YOUR GOAL -
Below are the records; locate each line with the word "ATTENDANCE" and copy it.

EXERCISE DATA -
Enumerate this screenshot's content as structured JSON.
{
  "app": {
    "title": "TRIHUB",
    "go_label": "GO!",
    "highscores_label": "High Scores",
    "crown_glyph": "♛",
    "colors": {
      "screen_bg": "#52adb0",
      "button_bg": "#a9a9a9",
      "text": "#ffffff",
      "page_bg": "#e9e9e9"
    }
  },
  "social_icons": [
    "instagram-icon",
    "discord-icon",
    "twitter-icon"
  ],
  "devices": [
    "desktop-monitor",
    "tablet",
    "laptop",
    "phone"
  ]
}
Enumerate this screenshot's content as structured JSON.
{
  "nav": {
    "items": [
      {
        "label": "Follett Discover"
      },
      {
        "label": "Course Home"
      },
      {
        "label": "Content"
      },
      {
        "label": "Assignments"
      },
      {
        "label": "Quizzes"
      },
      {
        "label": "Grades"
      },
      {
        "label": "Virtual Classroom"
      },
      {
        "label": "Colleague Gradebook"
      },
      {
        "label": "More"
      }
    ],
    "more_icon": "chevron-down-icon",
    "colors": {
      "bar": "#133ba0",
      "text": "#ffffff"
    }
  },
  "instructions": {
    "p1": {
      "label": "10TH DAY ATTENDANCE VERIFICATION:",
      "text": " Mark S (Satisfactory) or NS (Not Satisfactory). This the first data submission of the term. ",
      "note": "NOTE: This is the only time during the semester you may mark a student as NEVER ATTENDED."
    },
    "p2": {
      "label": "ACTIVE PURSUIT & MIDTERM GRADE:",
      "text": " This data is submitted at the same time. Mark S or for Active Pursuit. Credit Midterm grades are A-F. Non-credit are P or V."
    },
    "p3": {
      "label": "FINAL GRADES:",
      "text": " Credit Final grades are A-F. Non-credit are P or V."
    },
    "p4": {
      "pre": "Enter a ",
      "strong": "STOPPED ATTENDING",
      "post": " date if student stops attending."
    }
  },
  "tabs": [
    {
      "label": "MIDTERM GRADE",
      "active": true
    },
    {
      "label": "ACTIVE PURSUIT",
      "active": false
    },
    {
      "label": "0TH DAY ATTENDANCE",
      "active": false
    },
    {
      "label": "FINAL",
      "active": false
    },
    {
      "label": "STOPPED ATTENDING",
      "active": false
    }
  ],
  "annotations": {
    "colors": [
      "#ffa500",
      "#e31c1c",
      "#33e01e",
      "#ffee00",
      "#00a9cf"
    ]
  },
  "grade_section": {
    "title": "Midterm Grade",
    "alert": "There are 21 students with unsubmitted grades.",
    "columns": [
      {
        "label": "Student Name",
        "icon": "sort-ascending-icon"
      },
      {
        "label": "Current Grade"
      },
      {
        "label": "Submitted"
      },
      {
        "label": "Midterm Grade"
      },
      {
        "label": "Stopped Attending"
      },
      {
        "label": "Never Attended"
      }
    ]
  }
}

SOLUTION FOR THIS EXERCISE -
      "label": "10TH DAY ATTENDANCE VERIFICATION:",
      "label": "0TH DAY ATTENDANCE",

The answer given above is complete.